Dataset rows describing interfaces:
[Start of section]
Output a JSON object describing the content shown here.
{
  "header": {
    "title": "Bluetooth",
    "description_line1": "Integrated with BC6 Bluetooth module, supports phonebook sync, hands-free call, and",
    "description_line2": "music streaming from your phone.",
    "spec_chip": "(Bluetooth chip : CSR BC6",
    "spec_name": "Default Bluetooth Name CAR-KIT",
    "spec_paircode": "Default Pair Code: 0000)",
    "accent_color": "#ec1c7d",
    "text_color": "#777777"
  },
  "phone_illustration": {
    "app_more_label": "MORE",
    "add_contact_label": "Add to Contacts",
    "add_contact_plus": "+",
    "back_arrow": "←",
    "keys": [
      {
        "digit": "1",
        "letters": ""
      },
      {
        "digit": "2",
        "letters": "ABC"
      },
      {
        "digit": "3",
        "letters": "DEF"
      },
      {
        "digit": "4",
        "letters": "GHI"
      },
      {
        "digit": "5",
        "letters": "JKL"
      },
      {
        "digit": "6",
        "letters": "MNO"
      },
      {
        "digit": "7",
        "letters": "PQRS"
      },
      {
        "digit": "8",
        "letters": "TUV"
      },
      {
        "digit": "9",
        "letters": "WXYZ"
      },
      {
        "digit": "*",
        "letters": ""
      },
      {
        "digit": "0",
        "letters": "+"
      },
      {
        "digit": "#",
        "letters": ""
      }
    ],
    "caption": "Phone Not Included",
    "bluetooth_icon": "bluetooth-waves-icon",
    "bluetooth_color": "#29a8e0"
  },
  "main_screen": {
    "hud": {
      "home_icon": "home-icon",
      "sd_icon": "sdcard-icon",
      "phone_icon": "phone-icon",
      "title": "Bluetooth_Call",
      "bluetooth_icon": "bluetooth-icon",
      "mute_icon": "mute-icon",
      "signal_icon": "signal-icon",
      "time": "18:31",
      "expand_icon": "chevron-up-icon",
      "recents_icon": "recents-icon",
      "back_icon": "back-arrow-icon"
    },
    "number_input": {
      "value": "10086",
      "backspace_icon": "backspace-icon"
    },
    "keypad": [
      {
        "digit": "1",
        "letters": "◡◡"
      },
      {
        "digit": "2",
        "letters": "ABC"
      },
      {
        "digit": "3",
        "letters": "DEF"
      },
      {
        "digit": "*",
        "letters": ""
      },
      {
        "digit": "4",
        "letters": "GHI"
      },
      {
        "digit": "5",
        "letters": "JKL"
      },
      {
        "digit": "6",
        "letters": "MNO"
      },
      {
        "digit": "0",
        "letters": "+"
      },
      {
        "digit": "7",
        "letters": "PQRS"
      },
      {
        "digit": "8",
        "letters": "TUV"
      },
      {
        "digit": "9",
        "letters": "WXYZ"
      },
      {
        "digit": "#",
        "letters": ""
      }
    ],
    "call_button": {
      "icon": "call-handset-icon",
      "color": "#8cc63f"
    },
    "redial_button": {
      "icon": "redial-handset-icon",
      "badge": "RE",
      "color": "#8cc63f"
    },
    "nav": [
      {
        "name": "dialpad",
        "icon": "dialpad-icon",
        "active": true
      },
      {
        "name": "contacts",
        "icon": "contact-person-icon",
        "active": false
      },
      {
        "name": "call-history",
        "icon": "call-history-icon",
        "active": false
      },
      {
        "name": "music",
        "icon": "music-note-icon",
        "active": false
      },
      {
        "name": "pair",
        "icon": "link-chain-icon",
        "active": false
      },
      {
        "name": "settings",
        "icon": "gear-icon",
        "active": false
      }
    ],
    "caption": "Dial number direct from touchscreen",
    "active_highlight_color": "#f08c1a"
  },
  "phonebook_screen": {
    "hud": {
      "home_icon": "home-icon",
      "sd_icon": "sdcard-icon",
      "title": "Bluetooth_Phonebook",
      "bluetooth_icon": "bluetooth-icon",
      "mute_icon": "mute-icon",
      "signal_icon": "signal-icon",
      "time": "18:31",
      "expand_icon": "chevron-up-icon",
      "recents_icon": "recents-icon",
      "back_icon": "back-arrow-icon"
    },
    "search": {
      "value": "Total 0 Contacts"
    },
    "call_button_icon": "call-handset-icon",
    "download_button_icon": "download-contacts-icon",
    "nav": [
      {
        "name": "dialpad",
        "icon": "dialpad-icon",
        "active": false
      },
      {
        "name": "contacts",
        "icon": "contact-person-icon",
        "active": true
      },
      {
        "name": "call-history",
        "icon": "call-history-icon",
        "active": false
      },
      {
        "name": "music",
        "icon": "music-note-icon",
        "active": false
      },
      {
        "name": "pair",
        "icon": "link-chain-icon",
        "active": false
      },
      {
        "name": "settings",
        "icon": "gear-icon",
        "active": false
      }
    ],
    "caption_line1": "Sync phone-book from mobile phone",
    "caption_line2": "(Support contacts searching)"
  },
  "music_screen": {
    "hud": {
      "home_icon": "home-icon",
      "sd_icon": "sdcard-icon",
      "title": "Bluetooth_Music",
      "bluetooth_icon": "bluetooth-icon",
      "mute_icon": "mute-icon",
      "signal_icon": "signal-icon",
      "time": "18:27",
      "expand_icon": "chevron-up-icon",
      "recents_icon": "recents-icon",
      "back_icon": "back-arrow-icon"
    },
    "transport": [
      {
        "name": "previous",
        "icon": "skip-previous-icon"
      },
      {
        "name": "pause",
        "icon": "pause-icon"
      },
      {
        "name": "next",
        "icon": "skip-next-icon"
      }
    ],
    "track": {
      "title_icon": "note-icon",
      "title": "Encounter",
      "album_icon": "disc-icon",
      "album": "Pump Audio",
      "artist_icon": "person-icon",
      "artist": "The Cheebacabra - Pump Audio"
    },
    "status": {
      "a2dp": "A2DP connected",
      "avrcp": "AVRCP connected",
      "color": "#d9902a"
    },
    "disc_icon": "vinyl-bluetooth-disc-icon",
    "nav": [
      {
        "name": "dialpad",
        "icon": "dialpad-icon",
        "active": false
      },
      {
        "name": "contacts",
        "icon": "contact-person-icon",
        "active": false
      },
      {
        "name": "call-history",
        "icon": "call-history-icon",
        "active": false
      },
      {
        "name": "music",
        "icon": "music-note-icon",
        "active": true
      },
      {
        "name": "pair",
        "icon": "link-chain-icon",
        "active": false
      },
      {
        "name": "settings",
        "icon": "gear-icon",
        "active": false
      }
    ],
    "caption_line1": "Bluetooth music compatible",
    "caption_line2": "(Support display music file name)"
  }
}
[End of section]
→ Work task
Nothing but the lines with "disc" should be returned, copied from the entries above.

→ Response
      "album_icon": "disc-icon",
    "disc_icon": "vinyl-bluetooth-disc-icon",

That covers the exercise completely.